 85.706096 seconds (576.86 M allocations: 117.183 GiB, 20.49% gc time, 12.25% compilation time: 100% of which was recompilation)

To this:

 48.475718 seconds (367.69 M allocations: 73.926 GiB, 17.72% gc time, 21.26% compilation time: 100% of which was recompilation)

Which is 70% faster! Thank you so much for the tip!

On top of that improvement I tried again changing the AD backend, adding:


before sampling. Initially I got this message:

 Warning: failed to find valid initial parameters in 10 tries; consider providing explicit initial parameters using the `init_params` keyword
└ @ Turing.Inference ~/.julia/packages/Turing/UCuzt/src/mcmc/hmc.jl:172

And the sampling never starts.

So I tried to add an initial model in the following way:

chain = sample(model, Turing.NUTS(), it, init_params= rho_init);

where rho_init its just a vector with constant numbers. I get the following warning several times:

 Warning: Incorrect ϵ = NaN; ϵ_previous = 0.07500000000000001 is used instead.
└ @ AdvancedHMC.Adaptation ~/.julia/packages/AdvancedHMC/dgxuI/src/adaptation/stepsize.jl:131

And my final result is basically that initial model that I gave in init_params.

In conclusion, so far the MvNormal distribution helped a lot, but changing the AD back end did not. Thanks.

By the way, thank you so much for all you tutorials and YouTube videos!

1 Like

Thanks! Glad you liked it.

ReverseDiff with the tape compiled in cache set to true can be annoying sometimes with the functions and operations.
Try to find other discussions on ReverseDiff and Turing here and see if you need to tweak any function or computation in your model.

Hi @Storopoli

I’m having the exact same issue as above with ReverseDiff, with a very different model (I’m implementing the PVL-Delta model in Turing). Specifically, if I don’t use Optim to estimate the parameters, it has the Warning: failed to find valid initial parameters in 10 tries message and hangs indefinitely (I tried for a day), if I do use Optim (which successfully converges) I get the Warning: Incorrect ϵ = NaN; ϵ_previous = ... message and then the sampling finishes but way too quickly.

Try to find other discussions on ReverseDiff and Turing here and see if you need to tweak any function or computation in your model.

As @Alejandro_Quiaro_San hasn’t returned since, I’m hoping they found a successful solution, but perhaps you could point me in the right direction for some search terms? This thread and a couple of github issues are the only ones that mention that Incorrect ϵ = NaN warning, and as far as I can tell my model isn’t doing anything ridiculous, and I’m losing my mind refactoring things over and over with no improvement.

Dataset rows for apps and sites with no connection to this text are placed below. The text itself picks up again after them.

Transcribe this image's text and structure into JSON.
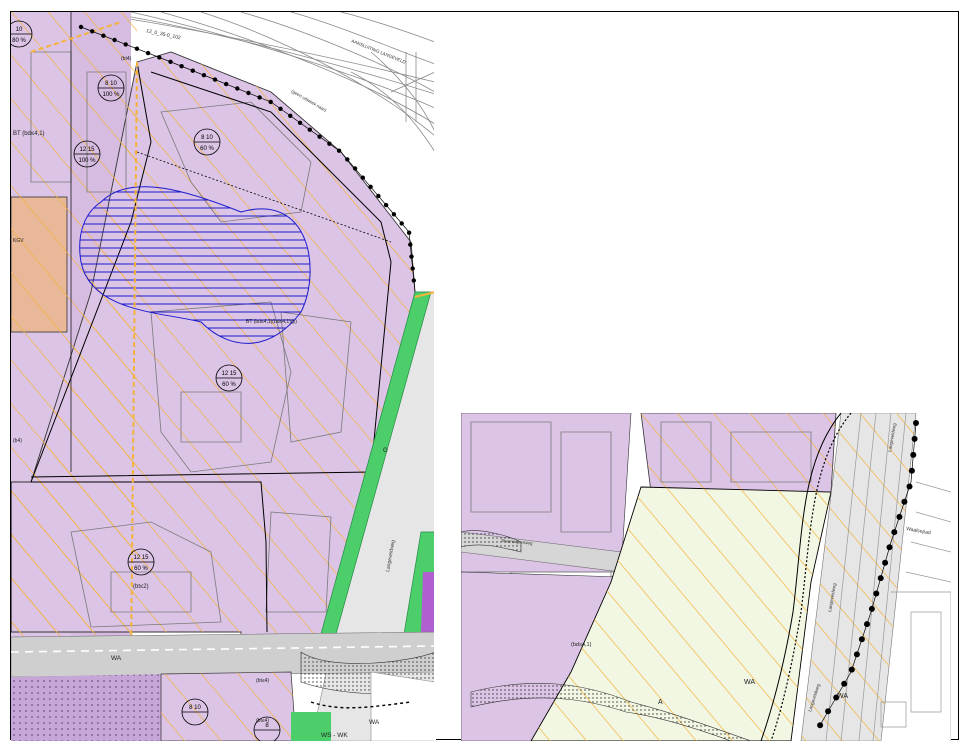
{
  "colors": {
    "bedrijf": "#dcc4e6",
    "bedrijf_dark": "#c9a8db",
    "groen": "#4ccf6a",
    "verkeer": "#d6d6d6",
    "agrarisch": "#f2f7e4",
    "oranje_arcering": "#f4b33a",
    "kantoor": "#e8b899",
    "water": "#9ed0e6",
    "bouwvlak": "#000000",
    "blauw_arcering": "#1a1acc",
    "grens": "#f4b33a"
  },
  "left_map": {
    "road_labels": [
      "AANSLUITING LANGEVELD",
      "(geen uitweek naar)"
    ],
    "road_number": "12_0_35-0_102",
    "markers": [
      {
        "id": "m1",
        "top": "10",
        "bottom": "",
        "pct": "80 %"
      },
      {
        "id": "m2",
        "top": "8 10",
        "bottom": "",
        "pct": "100 %"
      },
      {
        "id": "m3",
        "top": "8 10",
        "bottom": "",
        "pct": "60 %"
      },
      {
        "id": "m4",
        "top": "12 15",
        "bottom": "",
        "pct": "100 %"
      },
      {
        "id": "m5",
        "top": "12 15",
        "bottom": "",
        "pct": "60 %"
      },
      {
        "id": "m6",
        "top": "12 15",
        "bottom": "",
        "pct": "60 %"
      },
      {
        "id": "m7",
        "top": "8 10",
        "bottom": "",
        "pct": ""
      },
      {
        "id": "m8",
        "top": "8",
        "bottom": "",
        "pct": ""
      }
    ],
    "labels": {
      "bt_small": "BT (bd≤4,1)",
      "bt_hatched": "BT (bd≤4,1)(bd≤4,1)(p)",
      "bt_box": "(bt≤2)",
      "wa": "WA",
      "ws_wk": "WS - WK",
      "bt_bottom1": "(bt≤4)",
      "bt_bottom2": "(bt≤4)",
      "wa_bottom": "WA",
      "g": "G",
      "road_side": "Langeveldweg",
      "kgv": "KGV",
      "fd": "(bt4)",
      "bd": "(b4)"
    }
  },
  "right_map": {
    "labels": {
      "a": "A",
      "wa1": "WA",
      "wa2": "WA",
      "bt": "(bd≤4,1)",
      "road1": "Langeveldweg",
      "road2": "Langeveldweg",
      "road3": "Langeveldweg",
      "weg": "Steenwijkerweg",
      "pad": "Waalsepad"
    }
  }
}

Note: The sampler hanging (with no initial_params happens with both ReverseDiff and ForwardDiff, but ForwardDiff is so much slower due to the number of parameters I suppose)

Thanks :slight_smile:

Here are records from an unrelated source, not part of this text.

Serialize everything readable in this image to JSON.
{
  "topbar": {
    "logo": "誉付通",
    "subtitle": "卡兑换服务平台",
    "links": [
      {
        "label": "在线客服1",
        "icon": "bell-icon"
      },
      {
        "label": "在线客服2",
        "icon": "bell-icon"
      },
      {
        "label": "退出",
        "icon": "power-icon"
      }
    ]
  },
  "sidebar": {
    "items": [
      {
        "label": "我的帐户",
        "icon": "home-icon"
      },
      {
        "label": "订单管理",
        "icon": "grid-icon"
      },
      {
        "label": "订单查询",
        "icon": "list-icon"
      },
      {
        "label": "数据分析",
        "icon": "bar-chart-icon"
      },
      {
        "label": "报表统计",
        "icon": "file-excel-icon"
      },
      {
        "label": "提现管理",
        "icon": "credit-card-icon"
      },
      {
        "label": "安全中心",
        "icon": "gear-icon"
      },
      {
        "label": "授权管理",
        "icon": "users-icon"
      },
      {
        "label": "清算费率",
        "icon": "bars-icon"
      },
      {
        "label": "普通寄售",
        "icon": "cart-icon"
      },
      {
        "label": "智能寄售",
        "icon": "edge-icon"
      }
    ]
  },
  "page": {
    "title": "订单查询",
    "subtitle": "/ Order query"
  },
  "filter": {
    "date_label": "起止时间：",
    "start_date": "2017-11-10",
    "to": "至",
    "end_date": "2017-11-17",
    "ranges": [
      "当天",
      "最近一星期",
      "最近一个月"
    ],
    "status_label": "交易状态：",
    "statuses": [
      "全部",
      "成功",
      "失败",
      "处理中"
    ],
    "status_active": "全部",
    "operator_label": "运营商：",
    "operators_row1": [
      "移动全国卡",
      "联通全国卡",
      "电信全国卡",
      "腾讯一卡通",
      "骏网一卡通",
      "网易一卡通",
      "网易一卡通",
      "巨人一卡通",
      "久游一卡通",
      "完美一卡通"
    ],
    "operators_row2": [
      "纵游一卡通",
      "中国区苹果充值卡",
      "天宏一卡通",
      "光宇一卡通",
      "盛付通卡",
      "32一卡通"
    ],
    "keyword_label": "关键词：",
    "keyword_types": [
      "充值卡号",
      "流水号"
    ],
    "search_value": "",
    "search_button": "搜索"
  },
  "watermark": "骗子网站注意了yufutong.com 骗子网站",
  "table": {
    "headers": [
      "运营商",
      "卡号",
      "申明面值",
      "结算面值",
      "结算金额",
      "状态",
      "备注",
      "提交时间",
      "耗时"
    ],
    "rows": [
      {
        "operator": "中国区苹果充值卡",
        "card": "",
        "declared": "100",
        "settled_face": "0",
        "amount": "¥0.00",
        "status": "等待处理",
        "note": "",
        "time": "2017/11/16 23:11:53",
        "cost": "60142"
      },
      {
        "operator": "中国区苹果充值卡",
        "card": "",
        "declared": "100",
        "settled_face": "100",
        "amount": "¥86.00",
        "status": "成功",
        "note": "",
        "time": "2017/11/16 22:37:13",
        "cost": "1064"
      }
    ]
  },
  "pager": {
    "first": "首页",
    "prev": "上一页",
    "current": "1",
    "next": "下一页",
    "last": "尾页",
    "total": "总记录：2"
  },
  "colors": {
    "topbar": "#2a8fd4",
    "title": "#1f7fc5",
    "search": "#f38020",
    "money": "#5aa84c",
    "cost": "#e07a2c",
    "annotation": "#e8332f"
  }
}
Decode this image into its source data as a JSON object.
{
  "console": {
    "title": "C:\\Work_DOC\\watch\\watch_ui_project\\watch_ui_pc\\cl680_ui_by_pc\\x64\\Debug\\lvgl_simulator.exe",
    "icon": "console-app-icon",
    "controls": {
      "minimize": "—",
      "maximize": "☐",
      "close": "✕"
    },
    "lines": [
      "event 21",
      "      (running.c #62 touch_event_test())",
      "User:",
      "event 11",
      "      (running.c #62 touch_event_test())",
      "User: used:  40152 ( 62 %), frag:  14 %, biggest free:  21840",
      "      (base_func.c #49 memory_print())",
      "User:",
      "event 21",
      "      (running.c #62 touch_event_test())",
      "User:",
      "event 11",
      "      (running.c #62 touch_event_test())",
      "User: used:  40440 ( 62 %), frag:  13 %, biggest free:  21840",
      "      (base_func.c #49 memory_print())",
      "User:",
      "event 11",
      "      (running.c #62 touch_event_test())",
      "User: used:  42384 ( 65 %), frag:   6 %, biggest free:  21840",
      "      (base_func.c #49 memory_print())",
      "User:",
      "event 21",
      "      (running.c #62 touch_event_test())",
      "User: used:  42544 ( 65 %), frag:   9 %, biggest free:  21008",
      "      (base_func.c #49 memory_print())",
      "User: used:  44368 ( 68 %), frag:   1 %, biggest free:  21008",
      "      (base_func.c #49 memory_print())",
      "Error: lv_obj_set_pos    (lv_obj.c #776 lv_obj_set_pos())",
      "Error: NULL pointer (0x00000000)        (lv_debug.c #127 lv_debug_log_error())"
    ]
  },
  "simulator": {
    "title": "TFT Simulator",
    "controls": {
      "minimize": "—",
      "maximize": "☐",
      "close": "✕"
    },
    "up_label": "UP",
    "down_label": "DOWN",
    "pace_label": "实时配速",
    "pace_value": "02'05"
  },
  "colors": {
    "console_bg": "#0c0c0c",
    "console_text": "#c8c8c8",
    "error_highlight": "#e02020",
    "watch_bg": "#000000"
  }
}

I don’t know exactly what’s up in these scenarios, but my immediate worry in the original post is the line

exp_data = MT_forward(rho,n_layers)

and how this combines with ReverseDiff.jl in compiled mode.

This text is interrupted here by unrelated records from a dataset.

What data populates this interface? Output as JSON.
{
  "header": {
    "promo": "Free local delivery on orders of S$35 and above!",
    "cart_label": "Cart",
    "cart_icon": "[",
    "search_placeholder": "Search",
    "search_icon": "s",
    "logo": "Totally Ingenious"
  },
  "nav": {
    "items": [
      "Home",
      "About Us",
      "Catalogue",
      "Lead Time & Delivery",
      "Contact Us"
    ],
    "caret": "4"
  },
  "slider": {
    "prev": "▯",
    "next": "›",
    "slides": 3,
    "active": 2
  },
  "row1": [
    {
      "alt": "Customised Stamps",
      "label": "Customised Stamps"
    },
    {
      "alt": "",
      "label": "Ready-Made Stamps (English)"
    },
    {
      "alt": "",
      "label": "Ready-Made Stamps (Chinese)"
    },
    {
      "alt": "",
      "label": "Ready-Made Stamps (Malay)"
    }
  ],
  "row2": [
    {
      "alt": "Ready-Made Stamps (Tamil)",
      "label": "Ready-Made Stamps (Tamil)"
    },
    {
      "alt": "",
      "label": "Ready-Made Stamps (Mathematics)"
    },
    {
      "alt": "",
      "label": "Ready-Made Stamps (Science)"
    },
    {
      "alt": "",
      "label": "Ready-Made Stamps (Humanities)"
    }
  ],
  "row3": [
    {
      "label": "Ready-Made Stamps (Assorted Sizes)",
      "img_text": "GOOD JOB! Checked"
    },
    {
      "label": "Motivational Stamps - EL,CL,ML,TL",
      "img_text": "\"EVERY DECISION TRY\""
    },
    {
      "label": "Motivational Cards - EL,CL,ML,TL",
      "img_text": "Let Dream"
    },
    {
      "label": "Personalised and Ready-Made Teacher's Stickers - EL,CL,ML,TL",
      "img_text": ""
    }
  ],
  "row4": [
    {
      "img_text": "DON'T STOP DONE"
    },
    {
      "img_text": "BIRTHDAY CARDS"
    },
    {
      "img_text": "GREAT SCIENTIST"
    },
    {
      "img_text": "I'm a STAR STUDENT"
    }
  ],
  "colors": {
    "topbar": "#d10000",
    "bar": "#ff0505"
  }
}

ReverseDiff.jl in compiled mode cannot handle conditionals such as if statements, and so if you have something like that in your functional, you’ll have a bad time.

To maybe make this entire process a bit simpler, you might want to look at TuringBenchmarking.jl with the kwarg check=true (this will compare the gradient computations between the different AD backends before benchmarking).